RECORDS FOR THIS TASK Block Start

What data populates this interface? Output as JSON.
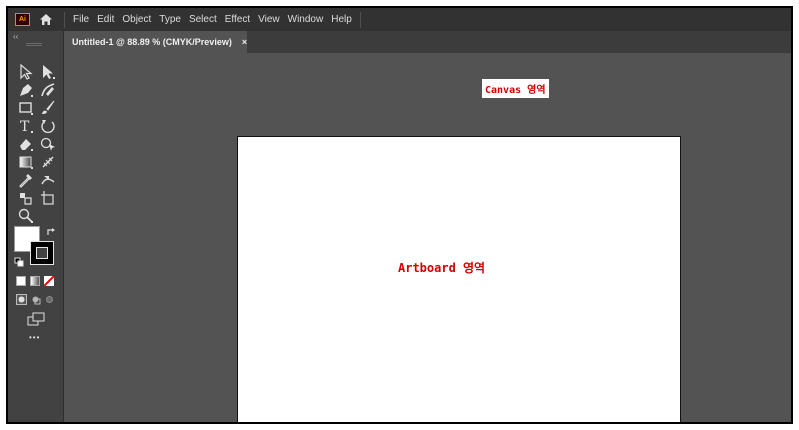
{
  "app": {
    "logo_text": "Ai",
    "logo_color": "#ff9a00"
  },
  "menubar": {
    "items": [
      "File",
      "Edit",
      "Object",
      "Type",
      "Select",
      "Effect",
      "View",
      "Window",
      "Help"
    ]
  },
  "document_tab": {
    "title": "Untitled-1 @ 88.89 % (CMYK/Preview)",
    "close_glyph": "×"
  },
  "toolbar": {
    "collapse_glyph": "‹‹",
    "more_glyph": "•••",
    "tools": [
      "selection-tool",
      "direct-selection-tool",
      "pen-tool",
      "curvature-tool",
      "rectangle-tool",
      "paintbrush-tool",
      "type-tool",
      "rotate-tool",
      "eraser-tool",
      "shape-builder-tool",
      "gradient-tool",
      "mesh-tool",
      "eyedropper-tool",
      "blend-tool",
      "live-paint-tool",
      "artboard-tool",
      "zoom-tool"
    ],
    "fill_color": "#ffffff",
    "stroke_color": "#000000"
  },
  "annotations": {
    "canvas_label": "Canvas 영역",
    "artboard_label": "Artboard 영역",
    "label_color": "#d40000"
  },
  "colors": {
    "menubar_bg": "#323232",
    "canvas_bg": "#535353",
    "toolbar_bg": "#424242",
    "artboard_bg": "#ffffff"
  }
}
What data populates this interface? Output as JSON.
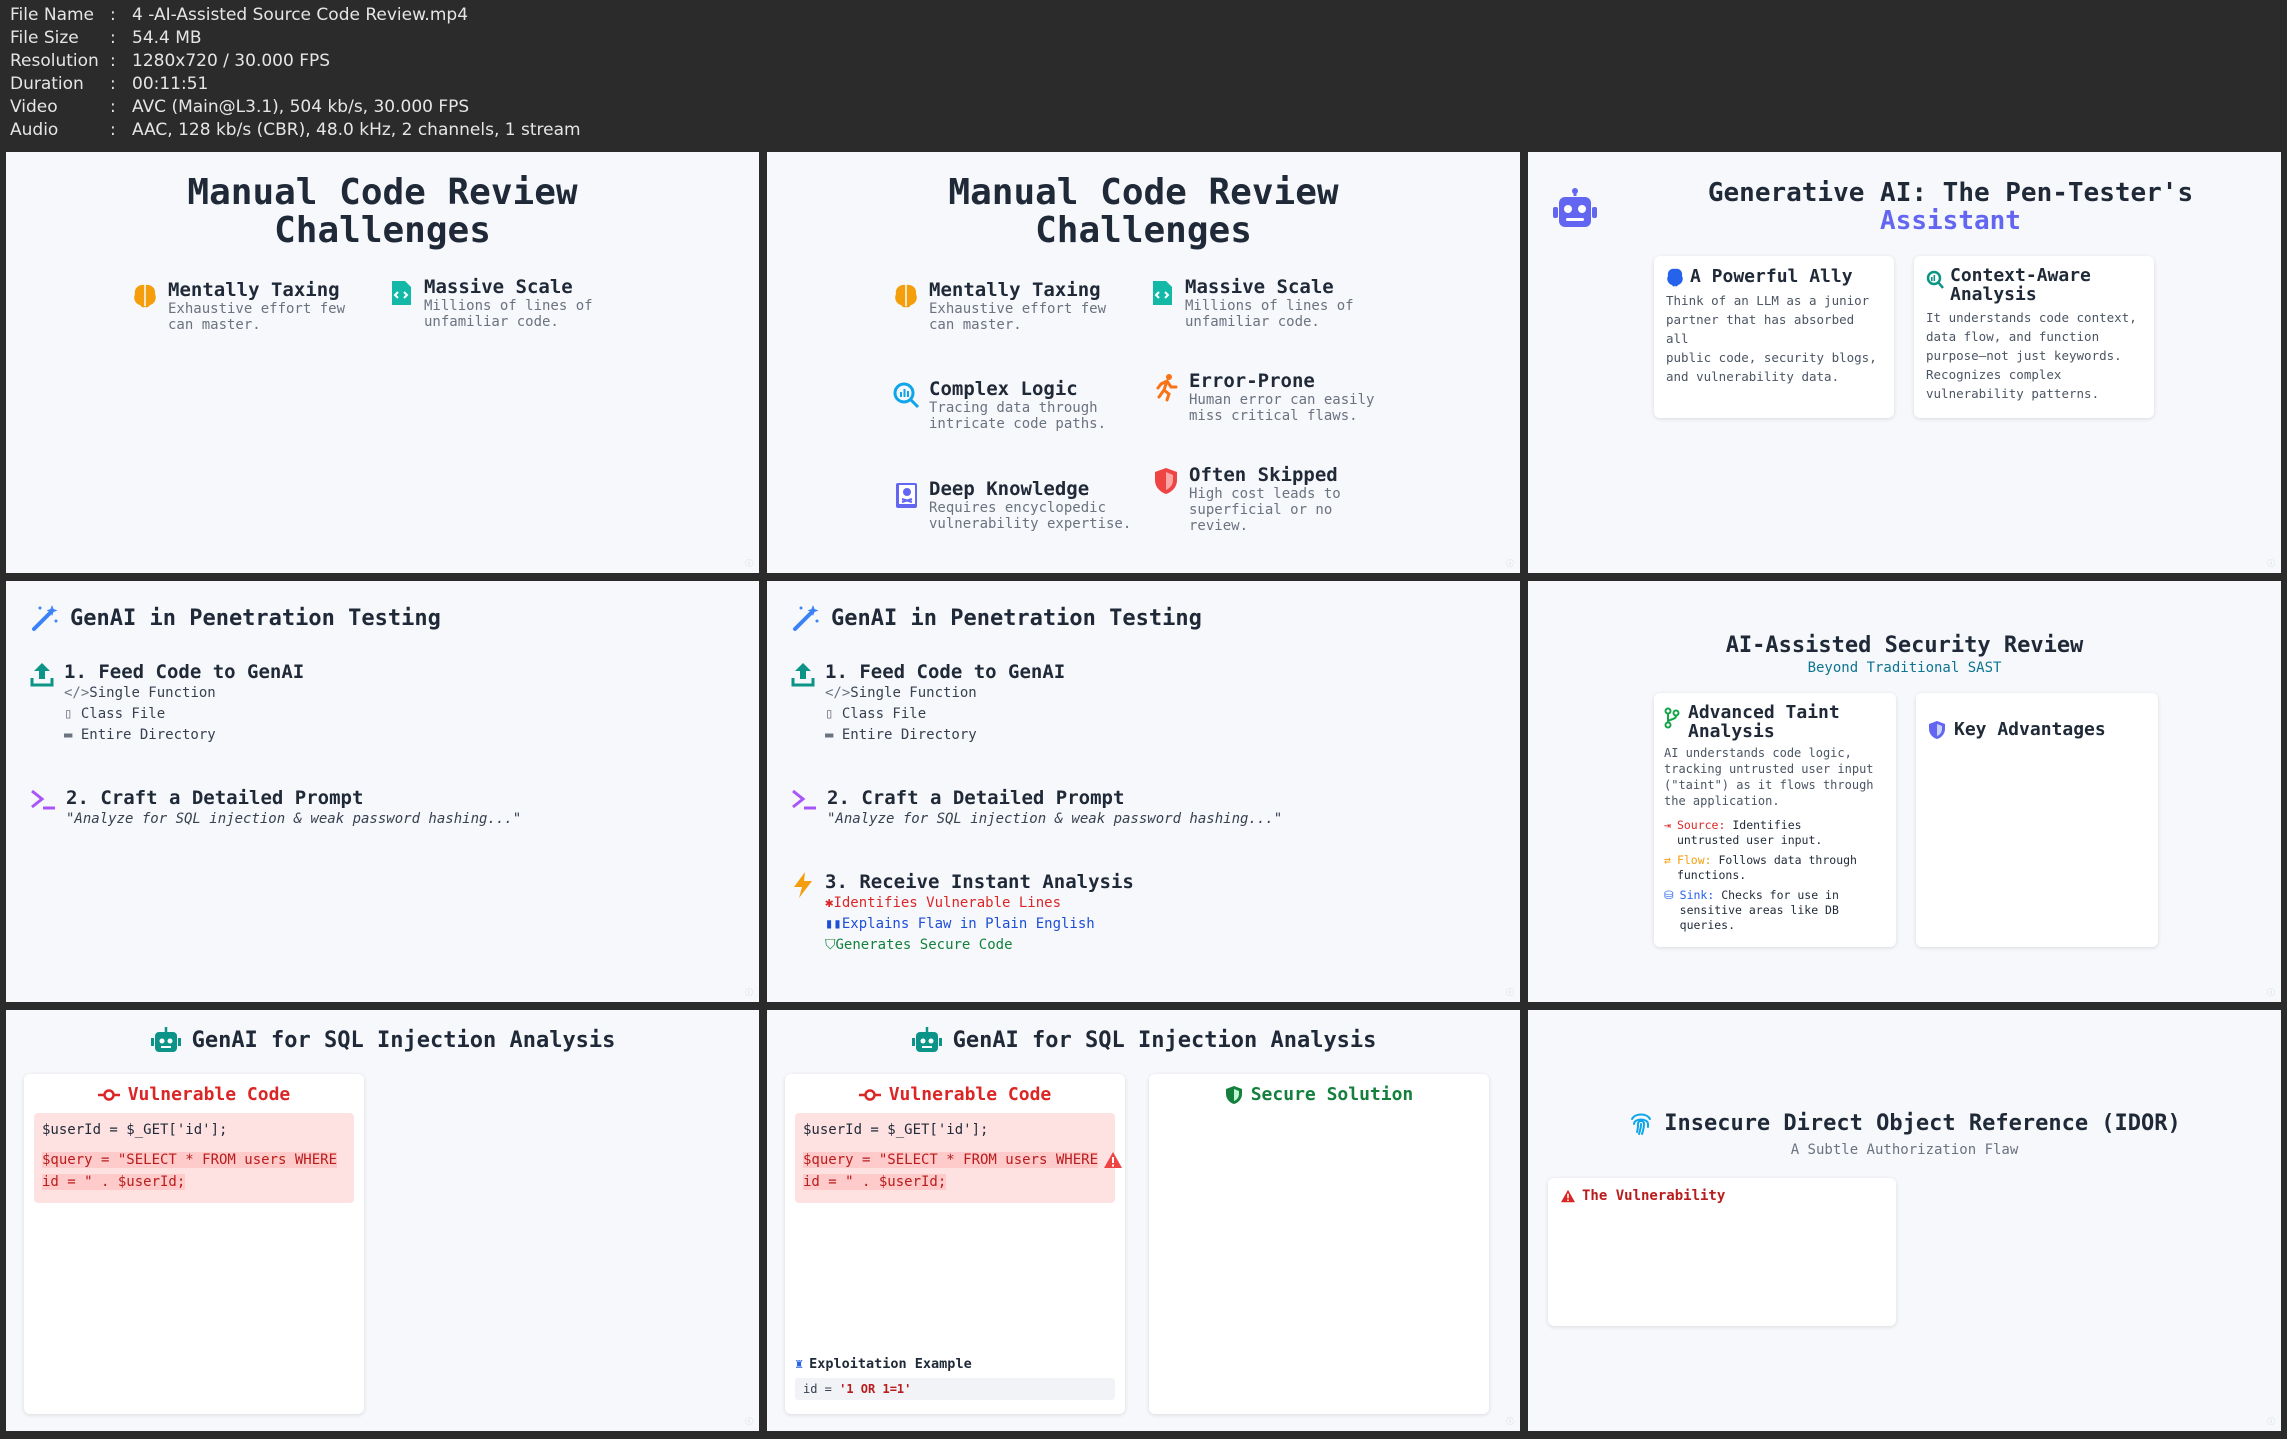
{
  "file_info": [
    {
      "key": "File Name",
      "value": "4 -AI-Assisted Source Code Review.mp4"
    },
    {
      "key": "File Size",
      "value": "54.4 MB"
    },
    {
      "key": "Resolution",
      "value": "1280x720 / 30.000 FPS"
    },
    {
      "key": "Duration",
      "value": "00:11:51"
    },
    {
      "key": "Video",
      "value": "AVC (Main@L3.1), 504 kb/s, 30.000 FPS"
    },
    {
      "key": "Audio",
      "value": "AAC, 128 kb/s (CBR), 48.0 kHz, 2 channels, 1 stream"
    }
  ],
  "separator": ":",
  "challenges": {
    "title_line1": "Manual Code Review",
    "title_line2": "Challenges",
    "items": [
      {
        "title": "Mentally Taxing",
        "desc1": "Exhaustive effort few",
        "desc2": "can master.",
        "desc3": ""
      },
      {
        "title": "Massive Scale",
        "desc1": "Millions of lines of",
        "desc2": "unfamiliar code.",
        "desc3": ""
      },
      {
        "title": "Complex Logic",
        "desc1": "Tracing data through",
        "desc2": "intricate code paths.",
        "desc3": ""
      },
      {
        "title": "Error-Prone",
        "desc1": "Human error can easily",
        "desc2": "miss critical flaws.",
        "desc3": ""
      },
      {
        "title": "Deep Knowledge",
        "desc1": "Requires encyclopedic",
        "desc2": "vulnerability expertise.",
        "desc3": ""
      },
      {
        "title": "Often Skipped",
        "desc1": "High cost leads to",
        "desc2": "superficial or no",
        "desc3": "review."
      }
    ]
  },
  "assistant": {
    "title_line1": "Generative AI: The Pen-Tester's",
    "title_line2": "Assistant",
    "cards": [
      {
        "title": "A Powerful Ally",
        "lines": [
          "Think of an LLM as a junior",
          "partner that has absorbed all",
          "public code, security blogs,",
          "and vulnerability data."
        ]
      },
      {
        "title_line1": "Context-Aware",
        "title_line2": "Analysis",
        "lines": [
          "It understands code context,",
          "data flow, and function",
          "purpose—not just keywords.",
          "Recognizes complex",
          "vulnerability patterns."
        ]
      }
    ]
  },
  "pentest": {
    "title": "GenAI in Penetration Testing",
    "step1": {
      "title": "1. Feed Code to GenAI",
      "subs": [
        "Single Function",
        "Class File",
        "Entire Directory"
      ]
    },
    "step2": {
      "title": "2. Craft a Detailed Prompt",
      "quote": "\"Analyze for SQL injection & weak password hashing...\""
    },
    "step3": {
      "title": "3. Receive Instant Analysis",
      "subs": [
        "Identifies Vulnerable Lines",
        "Explains Flaw in Plain English",
        "Generates Secure Code"
      ]
    }
  },
  "review": {
    "title": "AI-Assisted Security Review",
    "subtitle": "Beyond Traditional SAST",
    "taint": {
      "title_line1": "Advanced Taint",
      "title_line2": "Analysis",
      "lines": [
        "AI understands code logic,",
        "tracking untrusted user input",
        "(\"taint\") as it flows through",
        "the application."
      ],
      "source_label": "Source:",
      "source_text1": "Identifies",
      "source_text2": "untrusted user input.",
      "flow_label": "Flow:",
      "flow_text1": "Follows data through",
      "flow_text2": "functions.",
      "sink_label": "Sink:",
      "sink_text1": "Checks for use in",
      "sink_text2": "sensitive areas like DB",
      "sink_text3": "queries."
    },
    "advantages_title": "Key Advantages"
  },
  "sqli": {
    "title": "GenAI for SQL Injection Analysis",
    "vuln_title": "Vulnerable Code",
    "code_line1": "$userId = $_GET['id'];",
    "code_line2": "$query = \"SELECT * FROM users WHERE",
    "code_line3": "id = \" . $userId;",
    "secure_title": "Secure Solution",
    "exploit_title": "Exploitation Example",
    "exploit_prefix": "id = ",
    "exploit_value": "'1 OR 1=1'"
  },
  "idor": {
    "title": "Insecure Direct Object Reference (IDOR)",
    "subtitle": "A Subtle Authorization Flaw",
    "vuln_label": "The Vulnerability"
  },
  "colors": {
    "accent": "#6366f1",
    "teal": "#0d9488",
    "red": "#dc2626",
    "green": "#15803d",
    "orange": "#f59e0b"
  }
}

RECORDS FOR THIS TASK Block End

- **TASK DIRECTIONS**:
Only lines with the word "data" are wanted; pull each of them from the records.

- **RESPONSE TO THE EXERCISE**:
What data populates this interface? Output as JSON.
What data populates this interface? Output as JSON.
        "desc1": "Tracing data through",
          "and vulnerability data."
          "data flow, and function",
      "flow_text1": "Follows data through",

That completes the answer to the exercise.